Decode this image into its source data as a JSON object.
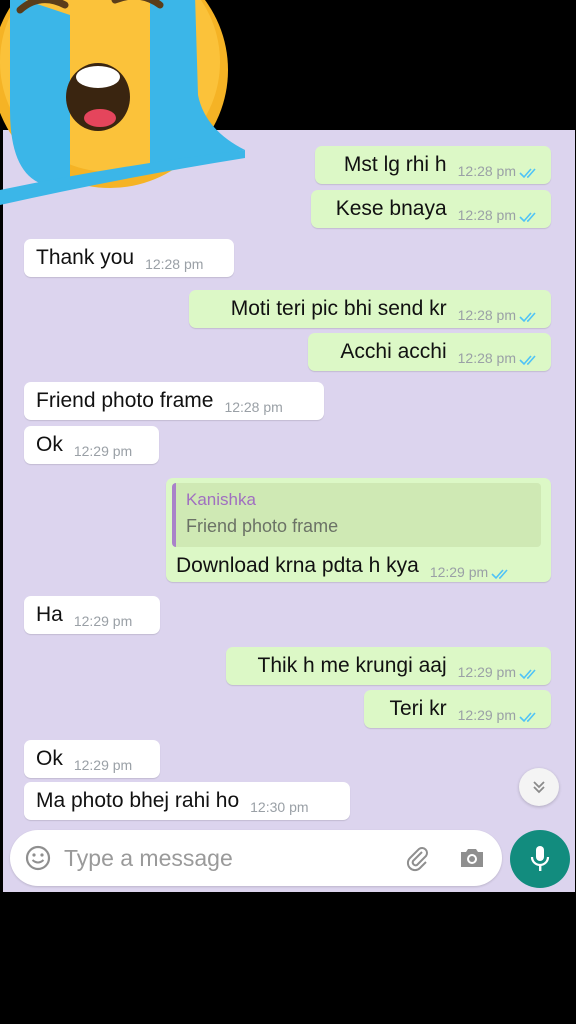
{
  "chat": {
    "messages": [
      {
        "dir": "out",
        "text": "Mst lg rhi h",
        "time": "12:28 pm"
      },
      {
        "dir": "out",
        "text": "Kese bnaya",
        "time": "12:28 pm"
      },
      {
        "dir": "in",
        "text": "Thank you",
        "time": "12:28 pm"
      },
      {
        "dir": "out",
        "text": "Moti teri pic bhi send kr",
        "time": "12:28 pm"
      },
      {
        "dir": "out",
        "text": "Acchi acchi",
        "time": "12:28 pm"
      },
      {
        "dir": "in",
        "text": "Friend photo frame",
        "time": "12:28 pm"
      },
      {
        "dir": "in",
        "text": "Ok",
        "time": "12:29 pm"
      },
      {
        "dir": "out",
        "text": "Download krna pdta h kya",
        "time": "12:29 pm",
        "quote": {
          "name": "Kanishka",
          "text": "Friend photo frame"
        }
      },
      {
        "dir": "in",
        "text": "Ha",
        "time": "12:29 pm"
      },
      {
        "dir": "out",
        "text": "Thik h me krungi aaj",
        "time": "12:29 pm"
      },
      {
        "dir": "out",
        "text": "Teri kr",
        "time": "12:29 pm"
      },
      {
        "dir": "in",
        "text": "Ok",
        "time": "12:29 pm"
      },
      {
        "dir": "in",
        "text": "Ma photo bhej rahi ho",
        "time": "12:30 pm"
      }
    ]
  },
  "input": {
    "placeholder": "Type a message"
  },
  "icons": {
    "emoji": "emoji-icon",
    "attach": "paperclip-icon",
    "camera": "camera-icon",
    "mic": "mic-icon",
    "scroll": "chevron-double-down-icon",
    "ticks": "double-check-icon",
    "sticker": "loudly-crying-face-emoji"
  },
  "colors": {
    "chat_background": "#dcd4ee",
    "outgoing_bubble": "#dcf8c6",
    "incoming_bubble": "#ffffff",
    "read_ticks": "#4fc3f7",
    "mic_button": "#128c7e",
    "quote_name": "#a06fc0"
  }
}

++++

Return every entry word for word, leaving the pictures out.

Decode this image into its source data as a JSON object.
{
  "chat": {
    "messages": [
      {
        "dir": "out",
        "text": "Mst lg rhi h",
        "time": "12:28 pm"
      },
      {
        "dir": "out",
        "text": "Kese bnaya",
        "time": "12:28 pm"
      },
      {
        "dir": "in",
        "text": "Thank you",
        "time": "12:28 pm"
      },
      {
        "dir": "out",
        "text": "Moti teri pic bhi send kr",
        "time": "12:28 pm"
      },
      {
        "dir": "out",
        "text": "Acchi acchi",
        "time": "12:28 pm"
      },
      {
        "dir": "in",
        "text": "Friend photo frame",
        "time": "12:28 pm"
      },
      {
        "dir": "in",
        "text": "Ok",
        "time": "12:29 pm"
      },
      {
        "dir": "out",
        "text": "Download krna pdta h kya",
        "time": "12:29 pm",
        "quote": {
          "name": "Kanishka",
          "text": "Friend photo frame"
        }
      },
      {
        "dir": "in",
        "text": "Ha",
        "time": "12:29 pm"
      },
      {
        "dir": "out",
        "text": "Thik h me krungi aaj",
        "time": "12:29 pm"
      },
      {
        "dir": "out",
        "text": "Teri kr",
        "time": "12:29 pm"
      },
      {
        "dir": "in",
        "text": "Ok",
        "time": "12:29 pm"
      },
      {
        "dir": "in",
        "text": "Ma photo bhej rahi ho",
        "time": "12:30 pm"
      }
    ]
  },
  "input": {
    "placeholder": "Type a message"
  },
  "icons": {
    "emoji": "emoji-icon",
    "attach": "paperclip-icon",
    "camera": "camera-icon",
    "mic": "mic-icon",
    "scroll": "chevron-double-down-icon",
    "ticks": "double-check-icon",
    "sticker": "loudly-crying-face-emoji"
  },
  "colors": {
    "chat_background": "#dcd4ee",
    "outgoing_bubble": "#dcf8c6",
    "incoming_bubble": "#ffffff",
    "read_ticks": "#4fc3f7",
    "mic_button": "#128c7e",
    "quote_name": "#a06fc0"
  }
}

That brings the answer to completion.